Not too long into this 1-hour 46-minute film, there is a scene that probably is the only philosophical statement, one that sets the tone for what is to come. Noel (Missy Doty), the estranged wife of David Grant (Will Forte), pays him a visit in his pad, and on seeing the withering flowers in the sitting room, tells him to water them. “They are plants, Will. They need water,” she tells him. As simple as that.
In Nebraska, Alexander Payne tells the story of an avuncular generation in an avuncular town, of parents and children, of pride and goodness, and most importantly, of love. Relationships are pretty much like a plant. They need watering, which is the love you give them. Without it, they simply wither.

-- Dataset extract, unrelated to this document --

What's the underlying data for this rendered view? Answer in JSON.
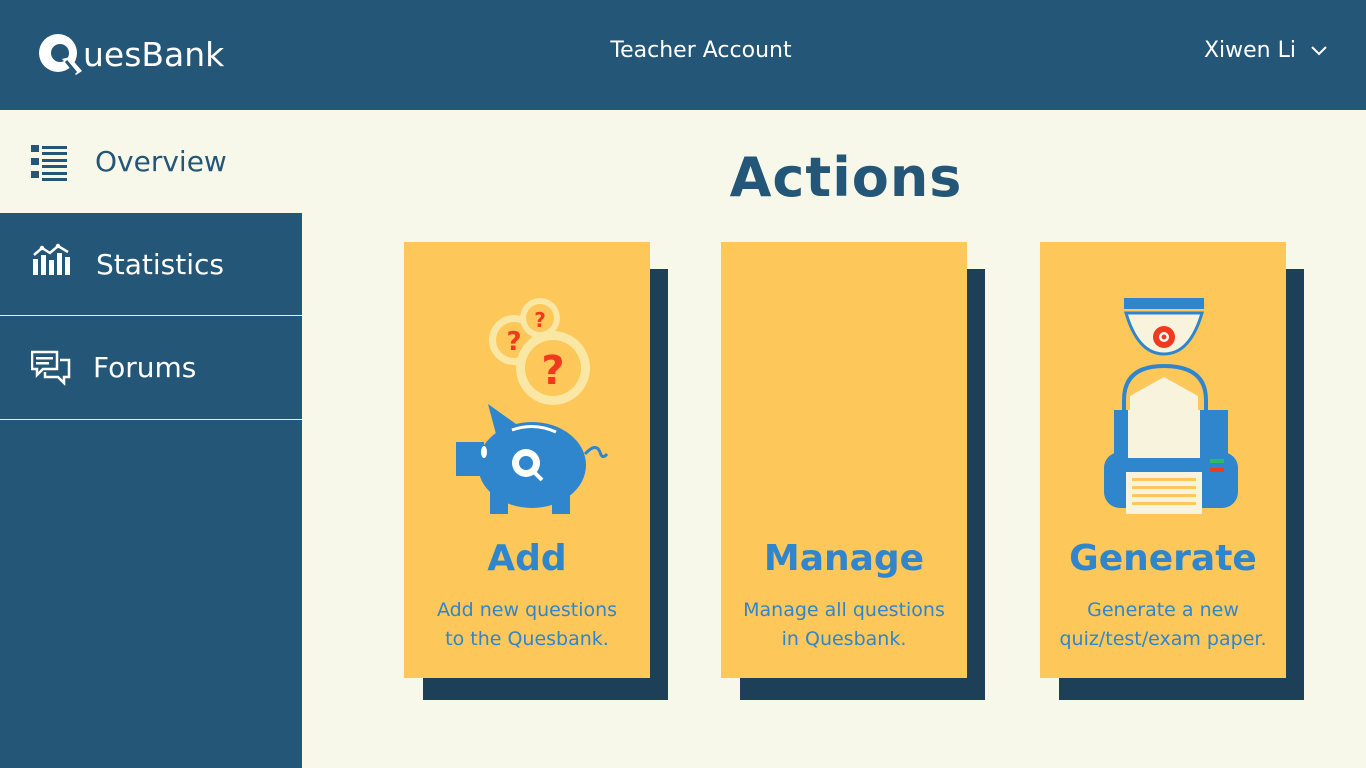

Woody Grant (Bruce Dern) is an ageing man who loves his drink and who finds a million-dollar sweepstakes prize ticket in his mailbox. Woody wants to collect it. The problem is, he lives in Billings, Montana and the sweepstakes office is some 850 miles away in Lincoln, Nebraska. However, Woody doesn’t see that as a problem and is even prepared to walk through the American Midwest to collect his “prize”. Woody’s younger son, David, decides to indulge his ageing father’s whim even if he knows it’s not going to amount to anything. The film trails the journey of the father-son duo across the vast Midwest in shades of black, white and what is a distinct grey. Colours will not do for Payne, not for this labour of love.
As cinema, Nebraska follows a simple narrative, linear and cogent. As a comment on relations, on growing old and on dignity, and on how all of them are symbiotic, it has to be felt in the various creases and folds of its various uncles and aunts and moms and dads.

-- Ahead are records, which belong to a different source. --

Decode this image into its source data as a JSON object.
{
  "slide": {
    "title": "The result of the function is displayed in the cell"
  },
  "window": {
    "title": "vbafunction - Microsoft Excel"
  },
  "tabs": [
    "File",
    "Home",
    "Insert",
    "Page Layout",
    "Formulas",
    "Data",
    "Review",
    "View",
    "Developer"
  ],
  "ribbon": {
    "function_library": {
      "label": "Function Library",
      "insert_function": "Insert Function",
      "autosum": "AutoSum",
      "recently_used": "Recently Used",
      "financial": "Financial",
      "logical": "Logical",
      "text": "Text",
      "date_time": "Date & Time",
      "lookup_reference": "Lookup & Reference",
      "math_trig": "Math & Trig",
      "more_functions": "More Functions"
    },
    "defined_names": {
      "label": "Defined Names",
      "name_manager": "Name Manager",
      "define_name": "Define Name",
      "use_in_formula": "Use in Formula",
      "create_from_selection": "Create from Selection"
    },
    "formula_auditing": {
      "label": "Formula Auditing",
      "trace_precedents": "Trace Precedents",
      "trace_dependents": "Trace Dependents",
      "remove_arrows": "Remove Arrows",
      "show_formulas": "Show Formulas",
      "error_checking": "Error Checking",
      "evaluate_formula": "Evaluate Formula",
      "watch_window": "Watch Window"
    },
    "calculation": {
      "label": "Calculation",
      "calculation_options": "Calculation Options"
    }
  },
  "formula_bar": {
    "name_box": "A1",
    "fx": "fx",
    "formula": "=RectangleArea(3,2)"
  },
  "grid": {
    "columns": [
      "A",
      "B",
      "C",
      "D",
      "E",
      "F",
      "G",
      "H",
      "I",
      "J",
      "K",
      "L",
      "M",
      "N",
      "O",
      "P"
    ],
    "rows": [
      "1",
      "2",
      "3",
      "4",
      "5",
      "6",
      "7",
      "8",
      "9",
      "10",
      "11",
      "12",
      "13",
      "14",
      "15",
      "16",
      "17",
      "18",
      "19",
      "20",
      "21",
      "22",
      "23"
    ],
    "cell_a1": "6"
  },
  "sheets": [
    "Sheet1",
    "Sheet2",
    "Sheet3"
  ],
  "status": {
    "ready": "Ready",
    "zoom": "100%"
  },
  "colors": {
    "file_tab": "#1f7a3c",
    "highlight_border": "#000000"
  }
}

Without speaking much, Dern delivers a power-packed performance, as deserving of every award in the book as any could be. Much can be said of the quiet dignified way he carries his Woody, but words could end up working in an opposite way. In a similar vein, everyone else, particularly June Squibb and Will Forte, has internalised the characters they are in the film. An ideal world would perhaps see Nebraska claim everything from awards to commercial success. But, we do not live in an ideal world. And no one knows this more than Payne, who chooses to set it in the next best thing — a real world.
The thing is, this reality can bite; it can make you smart. But in a certain inexplicable seminal way, it can move mountains. An ageing man can dream of claiming a prize that he knows isn’t possibly there. His family, albeit annoyed at his irrational behest, can go along, even if they too know that there is no pot of gold at the end of the rainbow. But, it is only in this real world, that the drive to the end of the rainbow — and drive they must, for in the US, they walk only in Manhattan — is the pot of gold they all get. On the way, they meet old people in a rural town where the only young people are either unemployed or criminals. The economy is, after all, what it is and the young have all moved on for greener pastures, a colour that Payne is obviously not interested in.
Therefore, he chooses grey, as much to avoid his film from becoming anything but a heartfelt endeavour as to make sure it does not become pastiche. The same cannot be said of many films in recent times.
In a nutshell, the Grant family in Nebraska ages a beautiful old. It is the kind of old that wilts, but just stops short of withering. Payne lets it slip in every frame of the film and the background blue-grass score amplifies it in a melodious strain.
And yes, lest we forget it, they all water the plant of life, we call family.